The Workforce Innovation and Opportunity Act (WIOA) is the primary federal legislation governing federal workforce development programs. It is designed to help job seekers access employment, education, training, and support services to succeed in the labor market and to match employers with the skilled workers they need to compete in the global economy. The latest reauthorization emphasized an increased coordination and cohesion among federal workforce development programs, including Perkins, instead of them working independent of one another. They accomplished this by aligning the language of definitions, requiring that postsecondary CTE institutions be a local infrastructure partner, and giving states the option to do a combined state plan that meets the planning requirements for WIOA’s core programs and at least one other federal program, among others. WIOA supersedes the Workforce Investment Act of 1998 and amends the Adult Education and Family Literacy Act, the Wagner-Peyser Act, and the Rehabilitation Act of 1973.
Programs under WIOA are authorized through FY 2020, which means they expired starting October 1, 2020, although they remain funded through the appropriations process. Both parties in Congress have acknowledged the importance of WIOA programs and expressed desire to reauthorize the legislation, but no legislation has been introduced. The House held several hearings last year, and is currently engaged in bipartisan negotiations on a reauthorization bill, which could be released later this spring. To add historical context, it took Congress 14 years after the Workforce Investment Act (WIA) of 1998 expired to pass WIOA.
The Temporary Assistance for Needy Families (TANF) block grant was created under a 1996 welfare reform bill, the Personal Responsibility and Work Opportunity Reconciliation Act (P.L. 104-193). It was designed to replace the Aid to Families with Dependent Children (AFDC) program.
TANF’s overall purpose is to “increase the flexibility of states” to meet four statutory goals: (1) provide assistance to needy families so that children may remain in their homes; (2) reduce dependency of needy parents on government benefits through work, job preparation, and marriage; (3) reduce out-of-wedlock pregnancies; and (4) promote the formation and maintenance of two-parent families. The 1996 welfare reform law and the creation of TANF altered the federal rules that applied to states for their cash assistance programs. It also established a broad-purpose block grant that provides funds to states to address both the effects and root causes of childhood economic disadvantage.
Most TANF policies still in effect date back to the 1996 welfare reform law.

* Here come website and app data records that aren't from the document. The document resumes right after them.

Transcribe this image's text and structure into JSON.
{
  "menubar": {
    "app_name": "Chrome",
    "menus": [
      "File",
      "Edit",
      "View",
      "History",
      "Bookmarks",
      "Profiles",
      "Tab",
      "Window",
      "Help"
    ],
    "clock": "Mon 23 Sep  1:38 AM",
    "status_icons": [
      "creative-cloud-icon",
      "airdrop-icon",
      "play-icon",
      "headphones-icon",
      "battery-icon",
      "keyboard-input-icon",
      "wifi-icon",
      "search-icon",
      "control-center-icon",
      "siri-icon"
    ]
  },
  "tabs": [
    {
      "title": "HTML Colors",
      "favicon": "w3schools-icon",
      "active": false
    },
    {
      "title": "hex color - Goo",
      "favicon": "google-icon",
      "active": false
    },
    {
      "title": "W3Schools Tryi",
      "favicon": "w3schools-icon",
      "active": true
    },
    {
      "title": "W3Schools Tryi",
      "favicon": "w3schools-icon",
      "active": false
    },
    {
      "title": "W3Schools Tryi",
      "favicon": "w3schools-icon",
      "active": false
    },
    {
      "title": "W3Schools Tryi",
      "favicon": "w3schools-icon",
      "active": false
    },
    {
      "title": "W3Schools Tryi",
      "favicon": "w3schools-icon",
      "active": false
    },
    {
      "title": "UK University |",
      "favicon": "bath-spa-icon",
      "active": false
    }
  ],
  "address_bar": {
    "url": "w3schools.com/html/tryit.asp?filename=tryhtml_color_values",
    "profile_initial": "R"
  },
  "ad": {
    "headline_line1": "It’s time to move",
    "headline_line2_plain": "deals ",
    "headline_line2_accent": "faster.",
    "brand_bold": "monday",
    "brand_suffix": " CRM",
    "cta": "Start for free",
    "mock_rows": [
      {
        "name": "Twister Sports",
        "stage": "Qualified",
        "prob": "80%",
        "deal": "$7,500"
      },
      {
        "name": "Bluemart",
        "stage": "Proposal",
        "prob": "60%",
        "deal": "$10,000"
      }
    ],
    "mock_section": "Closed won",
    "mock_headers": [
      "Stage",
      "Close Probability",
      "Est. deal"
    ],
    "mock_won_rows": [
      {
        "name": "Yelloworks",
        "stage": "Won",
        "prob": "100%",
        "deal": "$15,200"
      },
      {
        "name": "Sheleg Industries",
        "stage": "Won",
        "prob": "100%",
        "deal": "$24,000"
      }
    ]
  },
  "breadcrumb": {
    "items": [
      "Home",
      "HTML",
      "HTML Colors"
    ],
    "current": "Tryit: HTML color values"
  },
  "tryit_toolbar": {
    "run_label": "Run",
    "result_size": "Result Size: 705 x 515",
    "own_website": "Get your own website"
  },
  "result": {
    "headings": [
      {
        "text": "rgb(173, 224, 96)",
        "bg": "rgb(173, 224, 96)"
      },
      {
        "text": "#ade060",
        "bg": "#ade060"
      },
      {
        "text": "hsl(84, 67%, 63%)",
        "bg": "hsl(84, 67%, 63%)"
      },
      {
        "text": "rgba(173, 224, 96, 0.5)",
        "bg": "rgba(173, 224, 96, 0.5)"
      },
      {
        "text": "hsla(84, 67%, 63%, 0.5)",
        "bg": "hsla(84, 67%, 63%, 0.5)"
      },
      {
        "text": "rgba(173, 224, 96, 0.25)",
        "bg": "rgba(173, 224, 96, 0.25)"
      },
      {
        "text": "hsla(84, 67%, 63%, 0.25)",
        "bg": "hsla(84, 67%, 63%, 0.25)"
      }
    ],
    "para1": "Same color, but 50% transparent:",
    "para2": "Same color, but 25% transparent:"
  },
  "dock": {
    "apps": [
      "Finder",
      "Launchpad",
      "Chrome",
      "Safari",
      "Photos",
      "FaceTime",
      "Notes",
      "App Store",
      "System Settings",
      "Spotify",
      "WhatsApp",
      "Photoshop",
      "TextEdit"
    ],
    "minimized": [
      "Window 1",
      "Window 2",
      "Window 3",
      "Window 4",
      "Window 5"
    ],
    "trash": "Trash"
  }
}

As for its funding, it was originally authorized through the end of FY 2002, with most of the legislative activity since then being short-term funding extensions. Since TANF’s inception, there has been only one long-term extension —The Deficit Reduction Act (DRA) of 2005—which extended it from FY 2006 through the end of FY 2010. The DRA also made changes to TANF work rules and established a program of competitive grants mostly to community-based organizations for healthy marriage and responsible fatherhood initiatives. Since the end of FY2010, TANF has again been funded by a series of short-term extensions and is awaiting congressional reauthorization.